Canadian Prime Minister Justin Trudeau delivers his remarks at the University of Chicago Institute of Politics Wednesday, Feb. 7, 2018, in Chicago. (AP Photo/Charles Rex Arbogast)
It was a week the Liberals’ fixation with political correctness became politically incorrect.
Amid a clear meltdown in Liberal government poll support, new moves on gender and tolerance issues were met by a head-shaking, eye-rolling, derision-snorting reaction from a public fed up with the excess of it all.
The government’s proud plan to road-trip consultations on racism, with an eye to infusing every policy with anti-discrimination measures, was quickly put on ice. Quebec MPs in the Liberal caucus sounded the alarm about the perils of cross-Canada hearings whipping up Islamophobia or worse.
And that bizarre Service Canada decree to ban gender specific terms like ‘father’ or ‘mother’, ‘Mr.’ or ‘Mrs.’ from all telephone communications had the government doing backflips to insist the policy had been refined.
The message seems to be finally getting through: Justin Trudeau has become so identified with kumbaya peoplekind priorities that he’s lost the appearance of leading a serious government.
After all, the budget bellyflopped into a mosh pit of multi-billion-dollar gender measures that will do nothing to help a working mother if she can’t find or afford child care.
That followed Trudeau’s heavily-costumed India tour with a cast of Indo-Canadian MPs in tow (minus his white foreign affairs minister) which was visual confirmation of a prime minister who valued symbols over deliverables.
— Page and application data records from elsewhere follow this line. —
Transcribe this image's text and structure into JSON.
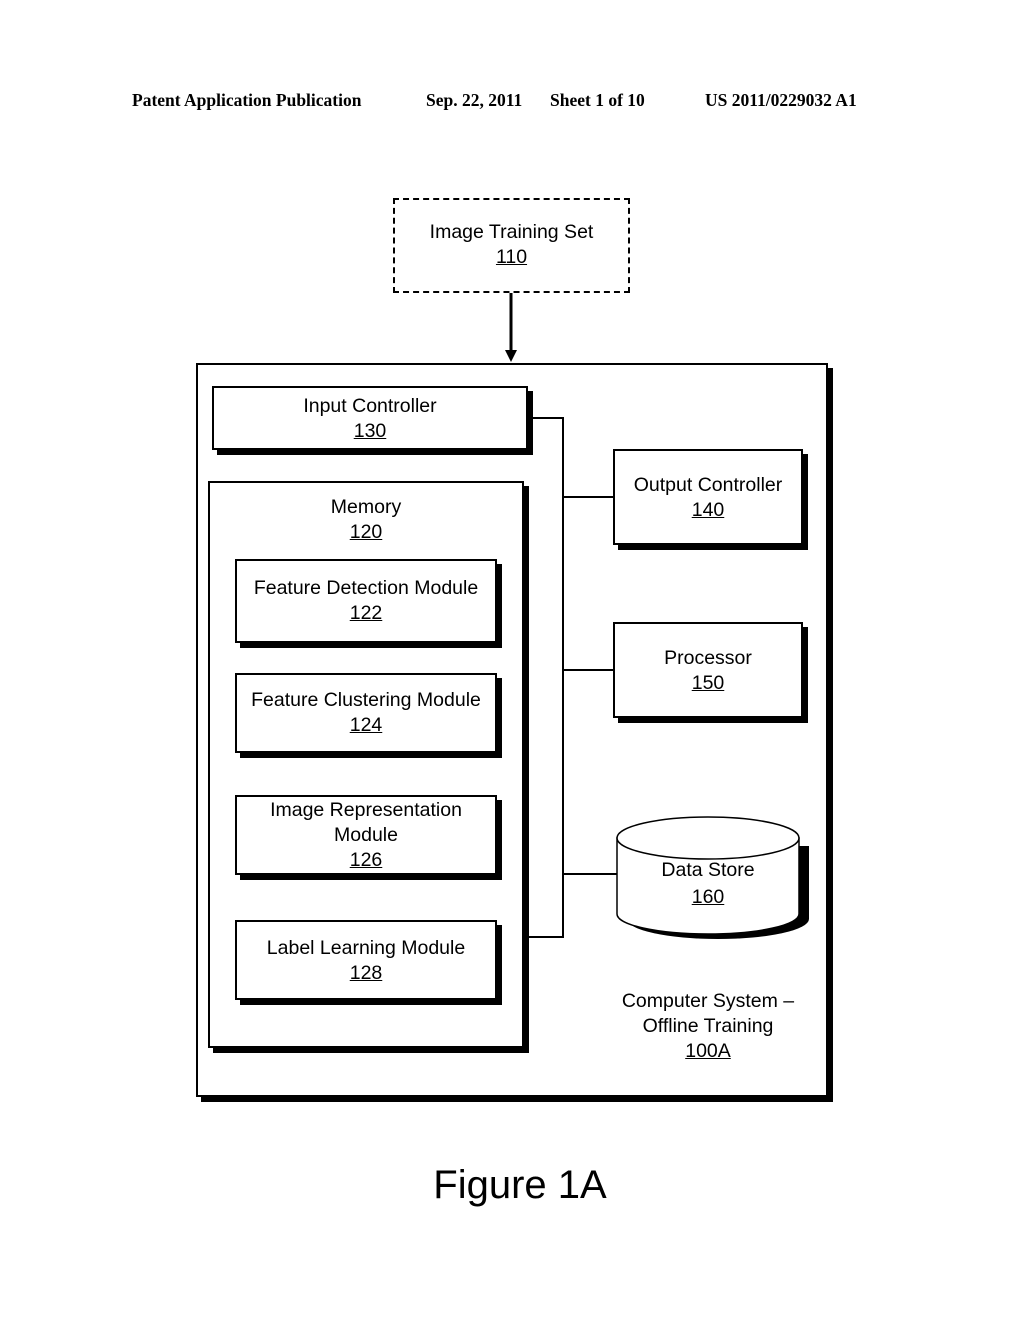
{
  "header": {
    "publication_type": "Patent Application Publication",
    "date": "Sep. 22, 2011",
    "sheet": "Sheet 1 of 10",
    "publication_number": "US 2011/0229032 A1"
  },
  "diagram": {
    "training_set": {
      "label": "Image Training Set",
      "ref": "110"
    },
    "system": {
      "label_line1": "Computer System –",
      "label_line2": "Offline Training",
      "ref": "100A"
    },
    "input_controller": {
      "label": "Input Controller",
      "ref": "130"
    },
    "memory": {
      "label": "Memory",
      "ref": "120"
    },
    "modules": [
      {
        "label": "Feature Detection Module",
        "ref": "122"
      },
      {
        "label": "Feature Clustering Module",
        "ref": "124"
      },
      {
        "label_line1": "Image Representation",
        "label_line2": "Module",
        "ref": "126"
      },
      {
        "label": "Label Learning Module",
        "ref": "128"
      }
    ],
    "output_controller": {
      "label": "Output Controller",
      "ref": "140"
    },
    "processor": {
      "label": "Processor",
      "ref": "150"
    },
    "data_store": {
      "label": "Data Store",
      "ref": "160"
    }
  },
  "caption": "Figure 1A"
}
And this all plays out to the ongoing soundtrack of appointments guided exclusively by gender, ethnic or indigenous criteria; where anti-abortion positions are deemed anti-Liberal; and where the world’s most dangerous peacekeeping assignment is sold as a gender-boosting exercise.
What’s worse, the push for inclusiveness is spreading beyond Liberal ideology. Nunavut’s premier is now vowing to force all government workers to speak fluent Inuktut languages, which would throw two-thirds of the territory’s workforce out of their jobs.
Suddenly defining acceptable conduct within increasingly narrow political tolerances is what will make less-progressive candidates like Ontario’s Doug Ford or Alberta’s Jason Kenney more electable to fed-up voters.
The route to lasting political correctness requires the tolerance and patience to nudge societal change forward.
Justin Trudeau’s rush to impose it unilaterally, to the alienation of so many Canadians, will only generate a time-rewinding backlash.
That’s the Last Word